  • The stress of Christmas can push some relationships to breaking point 

Tomorrow has the ominous distinction of being the most popular day of the year to contact a lawyer and inquire about divorce. 

But if feuding couples can grit their teeth for a little while longer after ‘Divorce Day’, it could save them thousands of pounds in fees.

The stress of Christmas, followed by money concerns and thoughts about the future, can create a volatile cocktail – sometimes pushing relationships to breaking point. 

From April 6, the biggest shake-up in divorce laws for 50 years comes into effect

From April 6, the biggest shake-up in divorce laws for 50 years comes into effect

Some 100,000 couples get divorced each year. And from April 6, the biggest shake-up in divorce laws for 50 years comes into effect, allowing married and civil partnership couples to obtain a divorce without having to blame anyone.

It will cut lengthy and expensive legal wrangling over who is to blame for a relationship falling apart – and negate the need to cite factors such as adultery, unreason able behaviour or being separated for more than two years. 

Where currently only one spouse can apply for a divorce, from April both parties will be able to make a joint application for an amicable split that will cost much less. 

With legal bills of up to £400 an hour for those wanting a divorce, the change could save couples thousands of pounds, allowing a divorce to be agreed for as little as £300. 

The change will also sweep away Latin jargon. For example, the first stage of divorce is today referred to as ‘decree nisi’ but will soon be known as ‘conditional order’. 

Prabhleen Kundhi, a divorce and finance solicitor for IBB Law, says: ‘The abandonment of fault-blamed divorce is welcome. It should negate the need for difficult conversations in often emotional situations. 

‘Instead, couples will be able to focus more on issues such as children and the arrangement of their future finances. It will remove an often costly part of separation.’

Two out of ten marriages in England and Wales currently end in divorce. The divorce rate rose by almost a fifth in 2019 and lockdown might have increased it further. 

For details on the cheapest way to divorce in England and Wales, visit Government website divorce. 
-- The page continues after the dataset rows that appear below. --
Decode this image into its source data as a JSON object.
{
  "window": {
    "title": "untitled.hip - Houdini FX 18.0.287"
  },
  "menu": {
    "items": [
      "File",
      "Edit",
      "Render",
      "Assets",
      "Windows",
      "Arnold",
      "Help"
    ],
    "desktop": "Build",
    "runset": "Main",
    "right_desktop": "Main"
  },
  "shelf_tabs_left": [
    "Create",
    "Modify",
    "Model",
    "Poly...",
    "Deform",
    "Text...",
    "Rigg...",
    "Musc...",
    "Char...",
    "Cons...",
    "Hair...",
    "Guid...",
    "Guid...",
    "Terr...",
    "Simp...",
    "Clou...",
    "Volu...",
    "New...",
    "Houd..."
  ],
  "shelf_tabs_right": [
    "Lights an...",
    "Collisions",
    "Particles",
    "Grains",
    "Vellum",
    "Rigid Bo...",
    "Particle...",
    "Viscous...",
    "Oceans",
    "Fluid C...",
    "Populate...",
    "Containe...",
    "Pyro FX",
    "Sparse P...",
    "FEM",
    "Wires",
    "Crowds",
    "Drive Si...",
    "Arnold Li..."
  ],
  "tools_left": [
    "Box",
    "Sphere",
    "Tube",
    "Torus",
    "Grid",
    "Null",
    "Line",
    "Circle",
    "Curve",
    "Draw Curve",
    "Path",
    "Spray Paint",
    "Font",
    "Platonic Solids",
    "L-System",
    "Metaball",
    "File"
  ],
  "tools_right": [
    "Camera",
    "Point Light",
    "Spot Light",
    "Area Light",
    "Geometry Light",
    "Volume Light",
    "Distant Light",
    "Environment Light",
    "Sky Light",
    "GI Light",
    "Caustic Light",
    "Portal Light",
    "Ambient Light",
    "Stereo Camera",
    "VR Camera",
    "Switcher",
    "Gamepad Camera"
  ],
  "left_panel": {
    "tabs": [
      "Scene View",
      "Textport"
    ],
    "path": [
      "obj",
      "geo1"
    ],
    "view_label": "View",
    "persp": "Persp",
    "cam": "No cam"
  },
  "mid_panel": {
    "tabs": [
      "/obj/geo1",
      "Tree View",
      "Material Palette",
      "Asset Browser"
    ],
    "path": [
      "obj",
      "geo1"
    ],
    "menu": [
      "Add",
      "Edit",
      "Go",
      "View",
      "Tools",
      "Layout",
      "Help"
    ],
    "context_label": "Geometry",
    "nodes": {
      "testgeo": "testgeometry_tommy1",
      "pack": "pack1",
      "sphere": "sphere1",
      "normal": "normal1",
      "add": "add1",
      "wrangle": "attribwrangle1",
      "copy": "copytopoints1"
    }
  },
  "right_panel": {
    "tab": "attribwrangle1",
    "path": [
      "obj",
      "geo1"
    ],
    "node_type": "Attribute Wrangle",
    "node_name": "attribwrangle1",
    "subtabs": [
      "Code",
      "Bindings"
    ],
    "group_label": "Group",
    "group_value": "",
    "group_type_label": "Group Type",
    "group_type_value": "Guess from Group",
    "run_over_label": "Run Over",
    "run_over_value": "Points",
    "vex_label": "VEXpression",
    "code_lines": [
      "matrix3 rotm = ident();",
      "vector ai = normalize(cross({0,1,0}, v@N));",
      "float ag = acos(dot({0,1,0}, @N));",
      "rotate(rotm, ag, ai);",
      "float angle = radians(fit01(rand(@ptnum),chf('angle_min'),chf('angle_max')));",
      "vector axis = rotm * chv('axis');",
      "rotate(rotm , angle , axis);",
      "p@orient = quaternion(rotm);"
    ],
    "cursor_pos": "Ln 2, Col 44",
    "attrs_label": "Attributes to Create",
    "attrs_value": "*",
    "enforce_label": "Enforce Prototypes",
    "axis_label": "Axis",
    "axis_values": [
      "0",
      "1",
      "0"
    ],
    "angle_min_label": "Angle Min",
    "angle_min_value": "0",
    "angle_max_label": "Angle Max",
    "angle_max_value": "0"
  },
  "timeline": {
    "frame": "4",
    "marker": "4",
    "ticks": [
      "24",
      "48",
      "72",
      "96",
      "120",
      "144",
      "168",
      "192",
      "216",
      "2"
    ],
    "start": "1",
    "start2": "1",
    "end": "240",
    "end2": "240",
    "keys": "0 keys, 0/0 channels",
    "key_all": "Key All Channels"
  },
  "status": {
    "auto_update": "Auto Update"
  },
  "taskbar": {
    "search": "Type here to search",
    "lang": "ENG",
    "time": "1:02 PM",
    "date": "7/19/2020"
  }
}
The system is different in Scotland, where couples can already agree to a simple ‘do it yourself’ divorce. Forms are available from Scottish Courts and Tribunals Service at